* _Work order_: State how many lines in the records below contain the string "underline", and give nothing besides that number.

Records for the task: Begin

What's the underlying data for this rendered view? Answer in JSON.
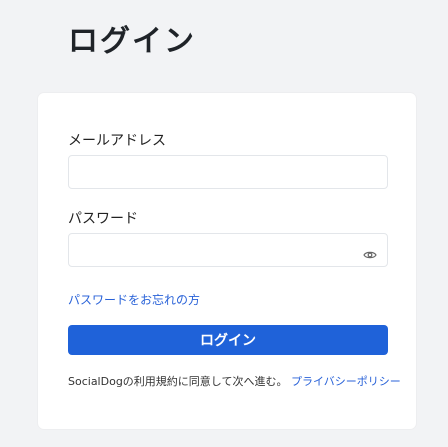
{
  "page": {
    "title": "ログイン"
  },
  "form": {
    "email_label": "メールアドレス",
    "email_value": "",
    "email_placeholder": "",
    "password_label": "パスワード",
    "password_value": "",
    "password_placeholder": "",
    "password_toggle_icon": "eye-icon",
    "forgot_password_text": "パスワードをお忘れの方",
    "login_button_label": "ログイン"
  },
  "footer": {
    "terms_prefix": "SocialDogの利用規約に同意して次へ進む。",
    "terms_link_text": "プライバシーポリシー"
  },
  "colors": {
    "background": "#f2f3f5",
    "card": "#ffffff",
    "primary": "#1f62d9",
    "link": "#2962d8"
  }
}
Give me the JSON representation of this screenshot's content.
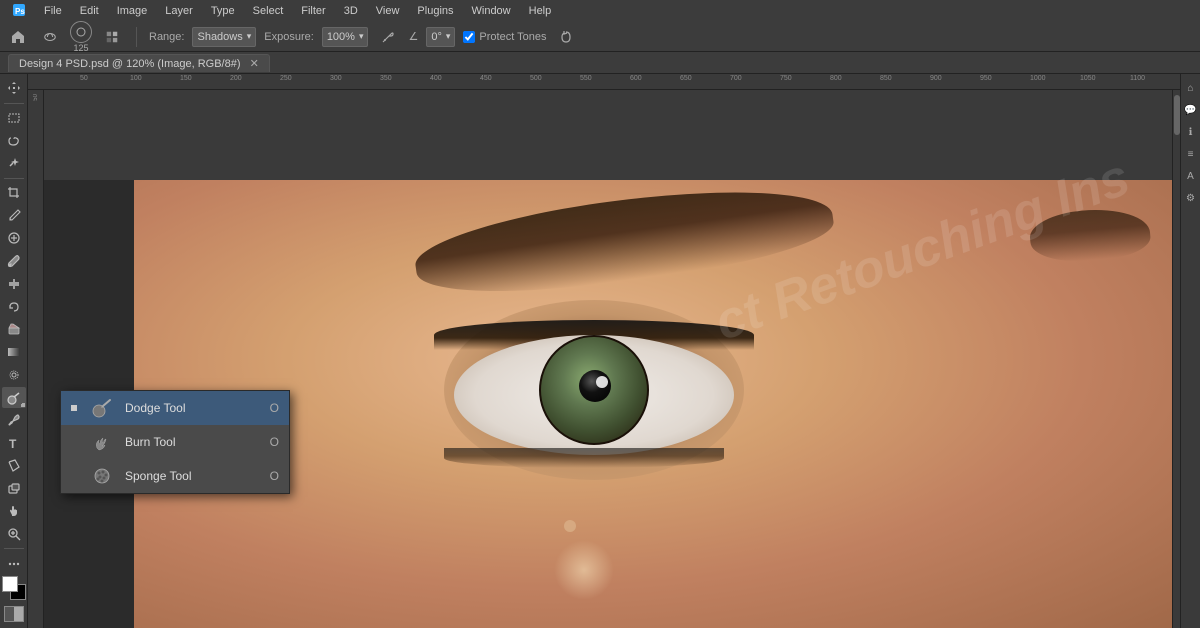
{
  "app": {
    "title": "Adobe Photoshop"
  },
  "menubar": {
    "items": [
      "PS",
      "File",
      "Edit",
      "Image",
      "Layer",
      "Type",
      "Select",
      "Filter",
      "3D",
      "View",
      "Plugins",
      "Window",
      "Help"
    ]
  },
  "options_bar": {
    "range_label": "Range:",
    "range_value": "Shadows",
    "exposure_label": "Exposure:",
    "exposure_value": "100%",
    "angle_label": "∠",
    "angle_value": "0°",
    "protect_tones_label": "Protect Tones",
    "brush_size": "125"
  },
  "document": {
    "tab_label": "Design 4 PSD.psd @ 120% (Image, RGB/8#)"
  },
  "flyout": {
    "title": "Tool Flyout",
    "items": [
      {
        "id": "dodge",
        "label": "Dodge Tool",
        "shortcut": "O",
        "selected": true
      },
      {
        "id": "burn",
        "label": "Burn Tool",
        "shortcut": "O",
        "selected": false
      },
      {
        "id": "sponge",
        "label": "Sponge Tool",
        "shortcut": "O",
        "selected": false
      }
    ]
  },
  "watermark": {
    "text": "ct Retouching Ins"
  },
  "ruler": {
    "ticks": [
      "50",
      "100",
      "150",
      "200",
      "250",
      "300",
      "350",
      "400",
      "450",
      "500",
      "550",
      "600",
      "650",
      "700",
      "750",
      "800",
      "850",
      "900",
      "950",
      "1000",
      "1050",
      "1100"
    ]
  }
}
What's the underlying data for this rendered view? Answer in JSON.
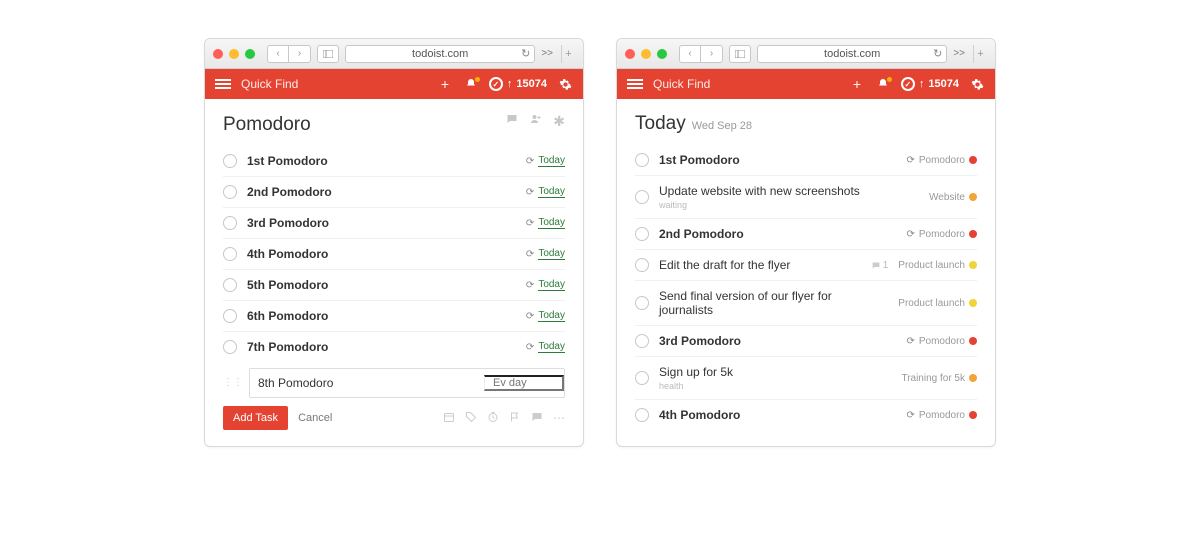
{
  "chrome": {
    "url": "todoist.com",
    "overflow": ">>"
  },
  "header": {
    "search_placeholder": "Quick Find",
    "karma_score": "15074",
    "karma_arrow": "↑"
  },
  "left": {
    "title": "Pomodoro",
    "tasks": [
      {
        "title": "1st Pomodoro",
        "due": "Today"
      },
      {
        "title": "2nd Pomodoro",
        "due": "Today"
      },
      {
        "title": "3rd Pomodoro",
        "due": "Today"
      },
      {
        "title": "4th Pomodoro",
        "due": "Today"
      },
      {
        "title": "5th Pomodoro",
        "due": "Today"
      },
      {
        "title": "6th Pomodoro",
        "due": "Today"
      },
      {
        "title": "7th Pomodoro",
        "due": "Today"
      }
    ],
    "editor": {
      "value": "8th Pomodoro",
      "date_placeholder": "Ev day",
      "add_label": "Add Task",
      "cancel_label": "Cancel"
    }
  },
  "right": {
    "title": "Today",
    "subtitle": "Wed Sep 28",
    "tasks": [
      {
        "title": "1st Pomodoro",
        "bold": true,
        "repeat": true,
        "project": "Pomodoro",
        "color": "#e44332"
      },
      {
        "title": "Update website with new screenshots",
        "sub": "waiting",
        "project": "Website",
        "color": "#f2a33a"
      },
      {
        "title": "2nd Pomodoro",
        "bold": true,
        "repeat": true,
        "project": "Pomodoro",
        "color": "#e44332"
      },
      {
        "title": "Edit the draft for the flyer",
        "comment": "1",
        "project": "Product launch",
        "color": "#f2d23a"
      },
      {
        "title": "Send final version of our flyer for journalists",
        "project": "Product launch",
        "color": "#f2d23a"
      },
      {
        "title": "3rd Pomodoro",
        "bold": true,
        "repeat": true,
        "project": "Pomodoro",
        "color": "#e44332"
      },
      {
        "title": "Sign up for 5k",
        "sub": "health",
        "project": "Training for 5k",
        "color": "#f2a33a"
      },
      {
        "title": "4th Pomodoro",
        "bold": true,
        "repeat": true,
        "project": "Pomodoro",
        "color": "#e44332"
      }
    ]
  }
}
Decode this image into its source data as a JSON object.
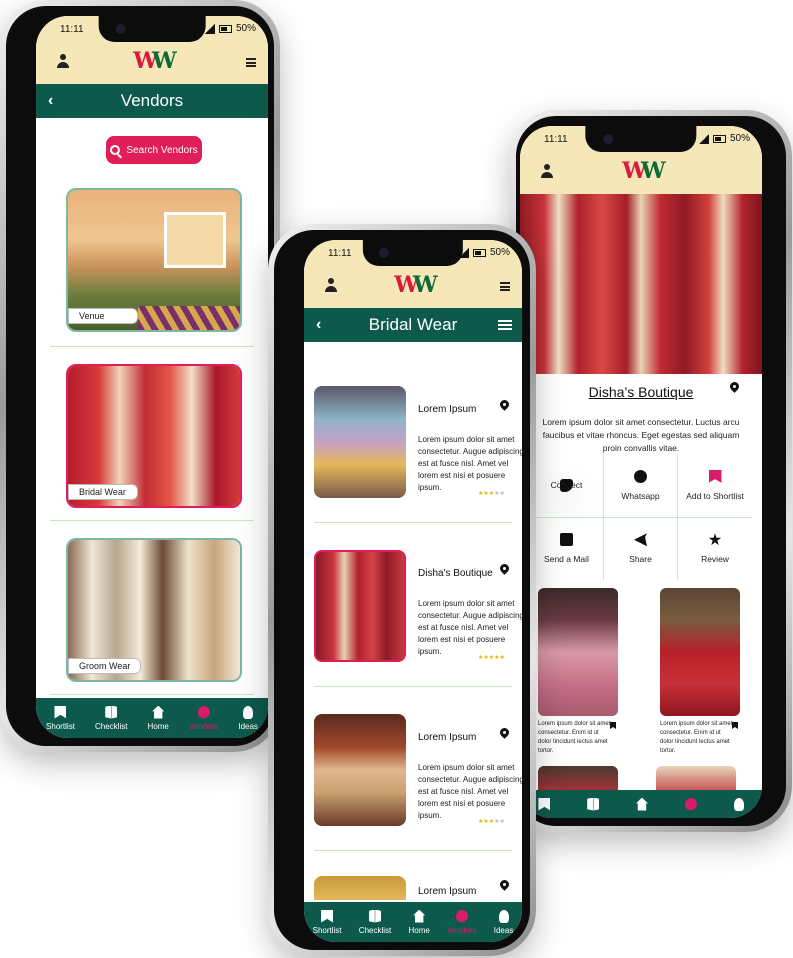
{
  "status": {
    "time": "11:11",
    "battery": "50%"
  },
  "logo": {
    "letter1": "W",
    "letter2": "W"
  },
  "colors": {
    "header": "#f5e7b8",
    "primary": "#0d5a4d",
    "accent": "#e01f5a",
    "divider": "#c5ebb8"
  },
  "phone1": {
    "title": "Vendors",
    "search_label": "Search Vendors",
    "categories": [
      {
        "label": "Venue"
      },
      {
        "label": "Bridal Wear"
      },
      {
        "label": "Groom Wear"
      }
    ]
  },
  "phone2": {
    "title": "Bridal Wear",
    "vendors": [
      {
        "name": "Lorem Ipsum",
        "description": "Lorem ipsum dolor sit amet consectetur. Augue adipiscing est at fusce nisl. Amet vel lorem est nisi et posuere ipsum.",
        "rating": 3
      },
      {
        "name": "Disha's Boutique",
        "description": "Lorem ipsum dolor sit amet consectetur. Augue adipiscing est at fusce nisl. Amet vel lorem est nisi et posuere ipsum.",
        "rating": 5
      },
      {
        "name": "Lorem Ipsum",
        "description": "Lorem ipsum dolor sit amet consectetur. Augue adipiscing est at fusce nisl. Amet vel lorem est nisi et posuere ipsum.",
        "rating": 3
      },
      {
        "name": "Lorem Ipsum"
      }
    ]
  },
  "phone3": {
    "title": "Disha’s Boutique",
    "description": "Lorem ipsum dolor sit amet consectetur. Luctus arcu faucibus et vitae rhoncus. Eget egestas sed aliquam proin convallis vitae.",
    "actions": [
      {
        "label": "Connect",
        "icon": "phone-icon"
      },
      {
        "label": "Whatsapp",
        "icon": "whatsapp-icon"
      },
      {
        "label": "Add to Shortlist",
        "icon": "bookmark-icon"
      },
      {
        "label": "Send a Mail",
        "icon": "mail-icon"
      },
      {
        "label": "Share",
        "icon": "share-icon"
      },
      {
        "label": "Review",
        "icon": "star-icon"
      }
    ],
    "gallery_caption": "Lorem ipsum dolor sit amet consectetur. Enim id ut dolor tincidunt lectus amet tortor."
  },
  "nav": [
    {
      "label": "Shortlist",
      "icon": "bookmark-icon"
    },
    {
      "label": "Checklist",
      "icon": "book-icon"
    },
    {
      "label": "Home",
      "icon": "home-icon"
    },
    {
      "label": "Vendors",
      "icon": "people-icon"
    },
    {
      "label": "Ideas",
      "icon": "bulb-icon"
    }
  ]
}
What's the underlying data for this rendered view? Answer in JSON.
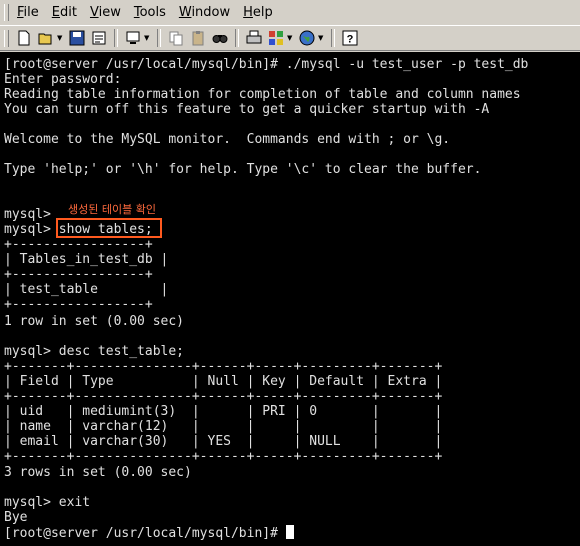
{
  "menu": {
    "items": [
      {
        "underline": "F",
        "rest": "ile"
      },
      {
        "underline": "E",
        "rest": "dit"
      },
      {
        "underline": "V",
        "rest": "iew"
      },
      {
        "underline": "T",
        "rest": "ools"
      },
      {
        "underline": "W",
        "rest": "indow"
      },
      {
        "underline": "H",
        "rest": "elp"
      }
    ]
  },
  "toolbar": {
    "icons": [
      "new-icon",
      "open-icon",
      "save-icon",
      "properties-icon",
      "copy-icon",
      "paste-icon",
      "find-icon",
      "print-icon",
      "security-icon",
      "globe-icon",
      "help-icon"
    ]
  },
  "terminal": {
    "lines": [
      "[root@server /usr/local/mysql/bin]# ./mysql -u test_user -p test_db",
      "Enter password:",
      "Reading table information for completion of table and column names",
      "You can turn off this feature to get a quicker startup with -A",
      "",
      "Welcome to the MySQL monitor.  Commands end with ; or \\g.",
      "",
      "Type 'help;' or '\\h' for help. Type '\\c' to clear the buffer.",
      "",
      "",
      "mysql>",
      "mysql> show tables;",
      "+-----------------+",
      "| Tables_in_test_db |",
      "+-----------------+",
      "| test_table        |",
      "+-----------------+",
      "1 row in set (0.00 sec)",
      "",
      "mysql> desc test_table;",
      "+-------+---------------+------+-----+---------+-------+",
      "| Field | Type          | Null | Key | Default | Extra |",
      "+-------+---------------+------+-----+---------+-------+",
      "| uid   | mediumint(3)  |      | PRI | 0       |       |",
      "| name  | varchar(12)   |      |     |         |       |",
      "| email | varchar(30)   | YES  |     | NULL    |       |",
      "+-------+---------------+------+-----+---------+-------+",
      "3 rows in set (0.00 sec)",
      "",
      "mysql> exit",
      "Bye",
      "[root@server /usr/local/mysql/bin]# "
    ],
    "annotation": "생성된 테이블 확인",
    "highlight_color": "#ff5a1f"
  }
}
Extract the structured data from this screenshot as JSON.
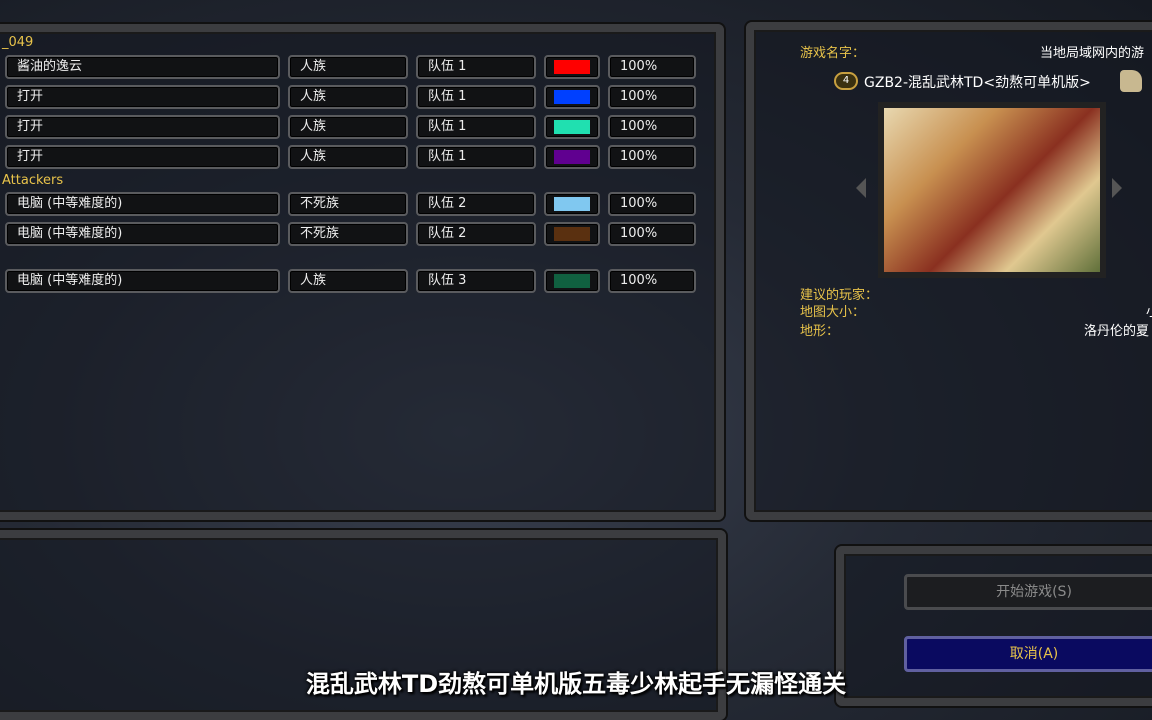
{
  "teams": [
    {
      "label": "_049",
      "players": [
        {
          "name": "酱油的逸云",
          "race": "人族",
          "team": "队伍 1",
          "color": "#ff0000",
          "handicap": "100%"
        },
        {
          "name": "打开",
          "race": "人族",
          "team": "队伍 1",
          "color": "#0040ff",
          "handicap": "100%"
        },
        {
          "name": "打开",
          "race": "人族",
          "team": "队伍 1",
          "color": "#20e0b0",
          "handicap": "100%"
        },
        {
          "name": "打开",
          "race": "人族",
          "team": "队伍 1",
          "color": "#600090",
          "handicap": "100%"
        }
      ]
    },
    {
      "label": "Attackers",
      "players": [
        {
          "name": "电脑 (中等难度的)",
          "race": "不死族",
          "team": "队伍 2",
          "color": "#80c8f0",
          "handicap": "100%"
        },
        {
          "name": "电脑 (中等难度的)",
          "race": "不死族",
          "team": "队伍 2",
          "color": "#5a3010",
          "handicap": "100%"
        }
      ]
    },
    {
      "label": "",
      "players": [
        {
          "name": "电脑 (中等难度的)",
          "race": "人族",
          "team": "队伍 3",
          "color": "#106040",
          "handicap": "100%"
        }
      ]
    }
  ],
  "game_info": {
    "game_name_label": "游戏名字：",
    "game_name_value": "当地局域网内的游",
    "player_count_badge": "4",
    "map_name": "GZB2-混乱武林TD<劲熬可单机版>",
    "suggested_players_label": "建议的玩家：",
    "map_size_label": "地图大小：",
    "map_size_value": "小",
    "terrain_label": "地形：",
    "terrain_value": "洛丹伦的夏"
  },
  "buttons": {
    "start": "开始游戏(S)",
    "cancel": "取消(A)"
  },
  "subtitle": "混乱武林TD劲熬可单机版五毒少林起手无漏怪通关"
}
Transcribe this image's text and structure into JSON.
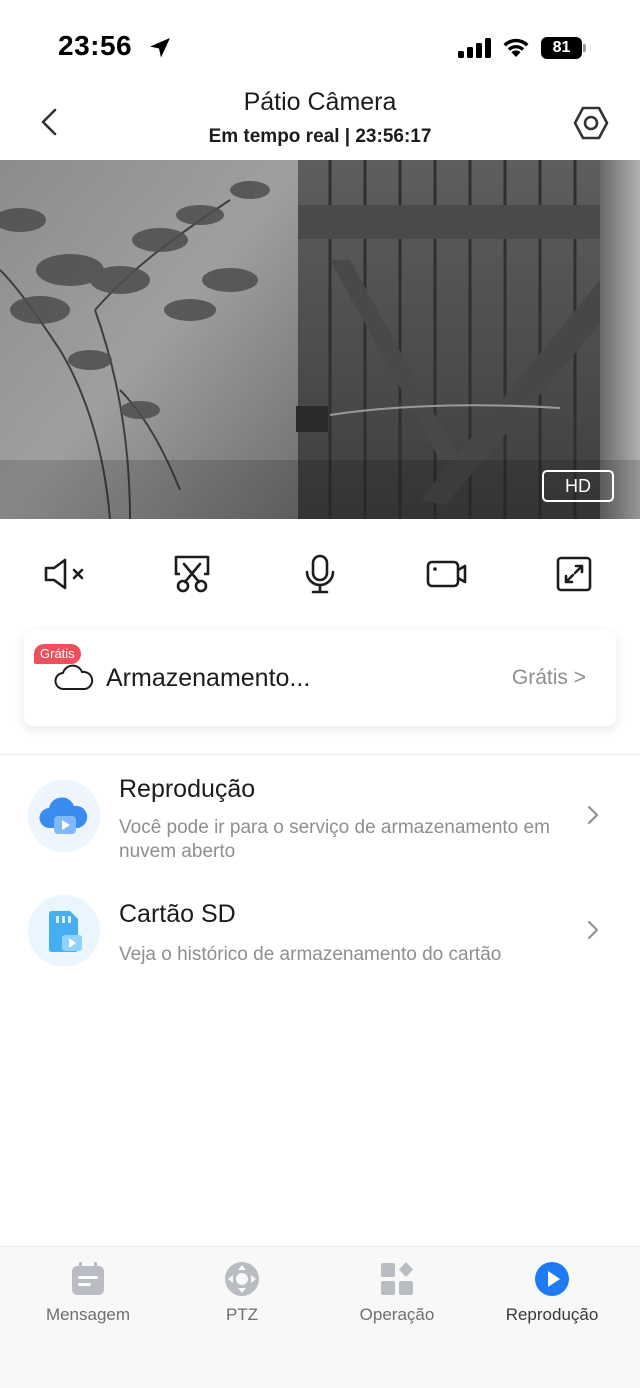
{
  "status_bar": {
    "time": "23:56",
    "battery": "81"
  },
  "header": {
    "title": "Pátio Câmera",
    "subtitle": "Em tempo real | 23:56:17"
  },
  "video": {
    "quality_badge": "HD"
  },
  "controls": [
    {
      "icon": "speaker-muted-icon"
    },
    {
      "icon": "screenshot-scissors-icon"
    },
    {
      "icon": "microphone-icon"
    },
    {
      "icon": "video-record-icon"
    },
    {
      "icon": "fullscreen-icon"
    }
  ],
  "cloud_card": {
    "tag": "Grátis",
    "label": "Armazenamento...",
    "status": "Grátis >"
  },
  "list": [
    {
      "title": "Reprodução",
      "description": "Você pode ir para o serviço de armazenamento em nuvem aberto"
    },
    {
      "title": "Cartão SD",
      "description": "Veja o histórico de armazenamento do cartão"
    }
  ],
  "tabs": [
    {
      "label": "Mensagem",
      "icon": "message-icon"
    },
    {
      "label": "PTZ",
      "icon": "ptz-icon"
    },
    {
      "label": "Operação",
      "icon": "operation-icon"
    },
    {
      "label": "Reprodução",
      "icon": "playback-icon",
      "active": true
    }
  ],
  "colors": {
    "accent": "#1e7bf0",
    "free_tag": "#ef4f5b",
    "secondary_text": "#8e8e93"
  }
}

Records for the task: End

* _Written response_: 6